The clusters of brightly colored daisy-like flowers with deep golden centers attract bees, butterflies, and birds in droves. Asters are a late-blooming perennial, and they provide a valuable food source to pollinators when there aren't many choices. These flowers are available in various colors, from blue to purple to white to pink. Aster varieties number in the hundreds, with many cultivars added to that. Many Asters are native to North America, but be sure to double-check beforehand. The brilliant colors liven up the perennial fall garden; we recommend planting them wherever you have space!
Virginia Bluebells (Mertensia virginica)
One of the most delightful spring bloomers, Virginia Bluebells are an essential part of any perennial garden. The native pollinators agree and will visit it frequently, increasing the appeal of the flower. Each plant produces dreamy clusters of small blue bell-shaped flowers, which nod delightfully in the spring breeze. Virginia Bluebells are adaptable and will grow in full sun or shade.
Sneezeweed (Helenium autumnale)

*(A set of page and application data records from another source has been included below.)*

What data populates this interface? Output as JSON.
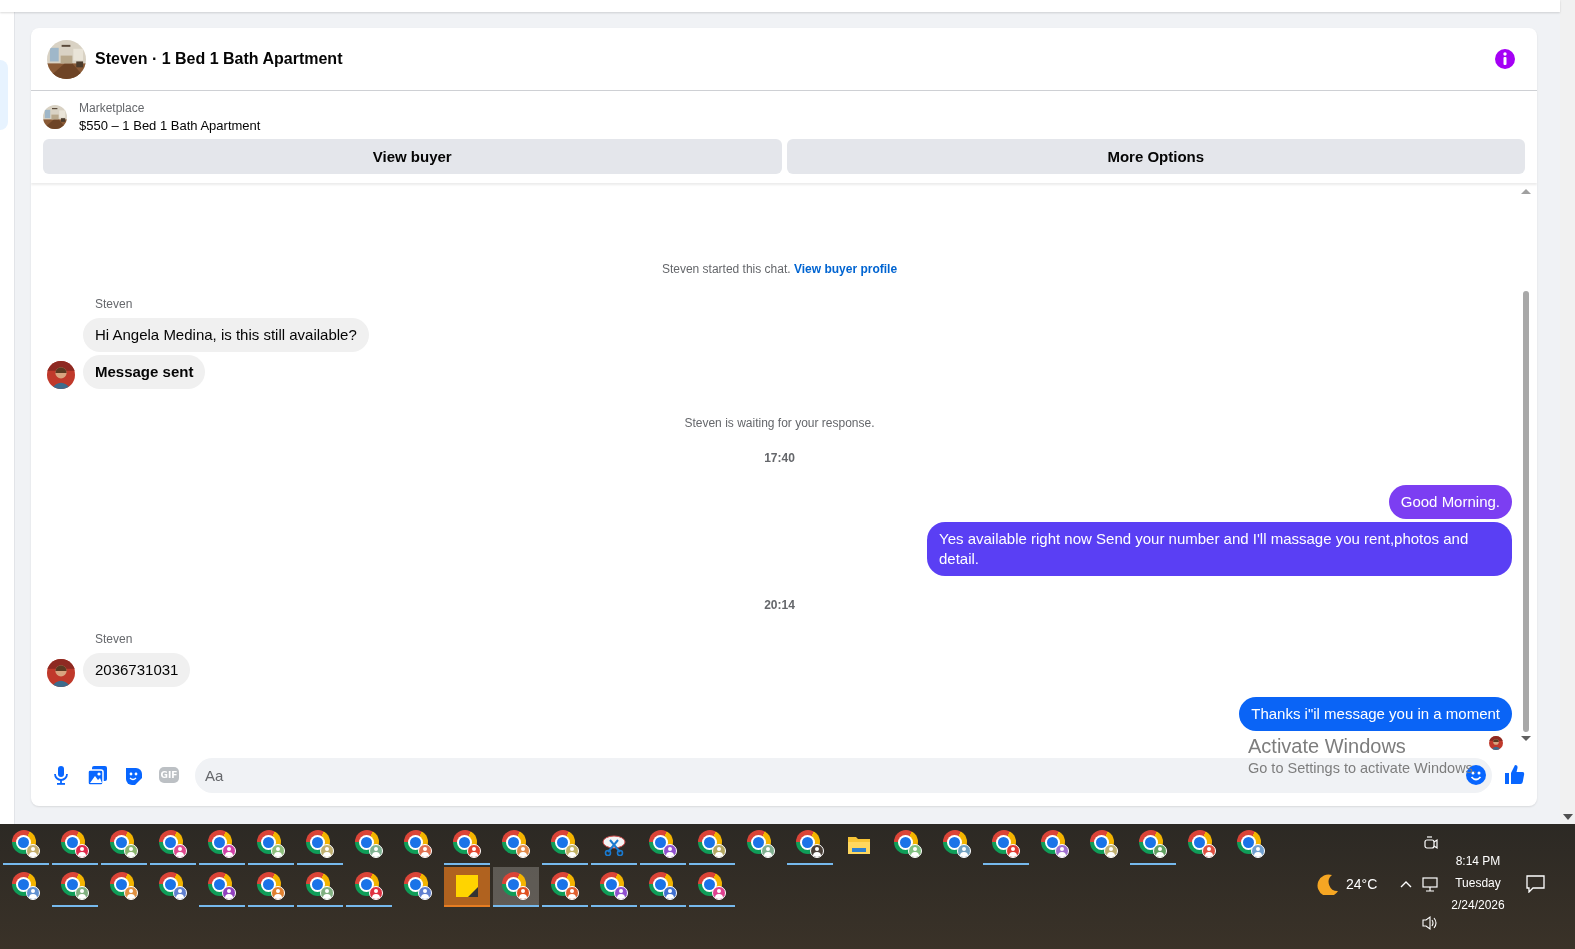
{
  "conversation": {
    "title": "Steven · 1 Bed 1 Bath Apartment"
  },
  "listing": {
    "source": "Marketplace",
    "title": "$550 – 1 Bed 1 Bath Apartment",
    "buttons": [
      "View buyer",
      "More Options"
    ]
  },
  "messages": [
    {
      "kind": "notice",
      "text": "Steven started this chat.",
      "link": "View buyer profile"
    },
    {
      "kind": "incoming",
      "sender": "Steven",
      "seen": false,
      "bubbles": [
        {
          "text": "Hi Angela Medina, is this still available?",
          "bold": false,
          "color": "#f0f0f0"
        },
        {
          "text": "Message sent",
          "bold": true,
          "color": "#f0f0f0"
        }
      ]
    },
    {
      "kind": "notice",
      "text": "Steven is waiting for your response."
    },
    {
      "kind": "time",
      "text": "17:40"
    },
    {
      "kind": "outgoing",
      "seen": false,
      "bubbles": [
        {
          "text": "Good Morning.",
          "bold": false,
          "color": "#7c3ef2"
        },
        {
          "text": "Yes available right now Send your number and I'll massage you rent,photos and detail.",
          "bold": false,
          "color": "#5a3ff4"
        }
      ]
    },
    {
      "kind": "time",
      "text": "20:14"
    },
    {
      "kind": "incoming",
      "sender": "Steven",
      "seen": false,
      "bubbles": [
        {
          "text": "2036731031",
          "bold": false,
          "color": "#f0f0f0"
        }
      ]
    },
    {
      "kind": "outgoing",
      "seen": true,
      "bubbles": [
        {
          "text": "Thanks i\"il message you in a moment",
          "bold": false,
          "color": "#0a64f6"
        }
      ]
    }
  ],
  "composer": {
    "placeholder": "Aa",
    "gif_label": "GIF"
  },
  "os_notice": {
    "title": "Activate Windows",
    "text": "Go to Settings to activate Windows."
  },
  "taskbar": {
    "rows": [
      [
        {
          "kind": "browser",
          "color": "#c4ad6c",
          "running": true,
          "selected": false
        },
        {
          "kind": "browser",
          "color": "#e0284a",
          "running": true,
          "selected": false
        },
        {
          "kind": "browser",
          "color": "#8ab56e",
          "running": true,
          "selected": false
        },
        {
          "kind": "browser",
          "color": "#e0488e",
          "running": true,
          "selected": false
        },
        {
          "kind": "browser",
          "color": "#d040a8",
          "running": true,
          "selected": false
        },
        {
          "kind": "browser",
          "color": "#8dbf7c",
          "running": true,
          "selected": false
        },
        {
          "kind": "browser",
          "color": "#c0b070",
          "running": true,
          "selected": false
        },
        {
          "kind": "browser",
          "color": "#7fb392",
          "running": false,
          "selected": false
        },
        {
          "kind": "browser",
          "color": "#e07050",
          "running": false,
          "selected": false
        },
        {
          "kind": "browser",
          "color": "#e2452e",
          "running": true,
          "selected": false
        },
        {
          "kind": "browser",
          "color": "#e08a4a",
          "running": false,
          "selected": false
        },
        {
          "kind": "browser",
          "color": "#c2b264",
          "running": true,
          "selected": false
        },
        {
          "kind": "scissors",
          "running": true,
          "selected": false
        },
        {
          "kind": "browser",
          "color": "#9050d0",
          "running": true,
          "selected": false
        },
        {
          "kind": "browser",
          "color": "#b4a862",
          "running": true,
          "selected": false
        },
        {
          "kind": "browser",
          "color": "#80b090",
          "running": false,
          "selected": false
        },
        {
          "kind": "browser",
          "color": "#4a4038",
          "running": true,
          "selected": false
        },
        {
          "kind": "folder",
          "running": false,
          "selected": false
        },
        {
          "kind": "browser",
          "color": "#80c080",
          "running": false,
          "selected": false
        },
        {
          "kind": "browser",
          "color": "#70a0c0",
          "running": false,
          "selected": false
        },
        {
          "kind": "browser",
          "color": "#e03a30",
          "running": true,
          "selected": false
        },
        {
          "kind": "browser",
          "color": "#a070d0",
          "running": false,
          "selected": false
        },
        {
          "kind": "browser",
          "color": "#c0b070",
          "running": false,
          "selected": false
        },
        {
          "kind": "browser",
          "color": "#60a060",
          "running": true,
          "selected": false
        },
        {
          "kind": "browser",
          "color": "#e05040",
          "running": false,
          "selected": false
        },
        {
          "kind": "browser",
          "color": "#70a0d0",
          "running": false,
          "selected": false
        }
      ],
      [
        {
          "kind": "browser",
          "color": "#6090d0",
          "running": false,
          "selected": false
        },
        {
          "kind": "browser",
          "color": "#80b080",
          "running": true,
          "selected": false
        },
        {
          "kind": "browser",
          "color": "#e09040",
          "running": false,
          "selected": false
        },
        {
          "kind": "browser",
          "color": "#6080d0",
          "running": false,
          "selected": false
        },
        {
          "kind": "browser",
          "color": "#9040c0",
          "running": true,
          "selected": false
        },
        {
          "kind": "browser",
          "color": "#e08030",
          "running": true,
          "selected": false
        },
        {
          "kind": "browser",
          "color": "#80b080",
          "running": true,
          "selected": false
        },
        {
          "kind": "browser",
          "color": "#e03040",
          "running": true,
          "selected": false
        },
        {
          "kind": "browser",
          "color": "#6080d0",
          "running": false,
          "selected": false
        },
        {
          "kind": "notes",
          "running": true,
          "selected": true
        },
        {
          "kind": "browser",
          "color": "#e05020",
          "running": true,
          "selected": true
        },
        {
          "kind": "browser",
          "color": "#e06030",
          "running": true,
          "selected": false
        },
        {
          "kind": "browser",
          "color": "#9050d0",
          "running": true,
          "selected": false
        },
        {
          "kind": "browser",
          "color": "#4070d0",
          "running": true,
          "selected": false
        },
        {
          "kind": "browser",
          "color": "#e04090",
          "running": true,
          "selected": false
        }
      ]
    ],
    "weather": {
      "temperature": "24°C"
    },
    "clock": {
      "time": "8:14 PM",
      "day": "Tuesday",
      "date": "2/24/2026"
    }
  }
}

Don't let the name deter you; you'll be sneezing with delight, we promise. Sneezeweed flowers are bright yellow and look like miniature sunflowers. A mass planting of this native perennial is like having a hundred shining suns in the garden. Sneezeweed blooms late in the season and is a valuable food source for native and honey bees. The odd name comes from its use historically; Sneezeweed leaves were dried and used to make a type of snuff.
Planting for native pollinating species is easy to do with all these beautiful and interesting flower options. No matter what type of flower bed you have, add a few plants for the pollinators, and you'll be blessed with a wide variety of exciting visitors to the garden.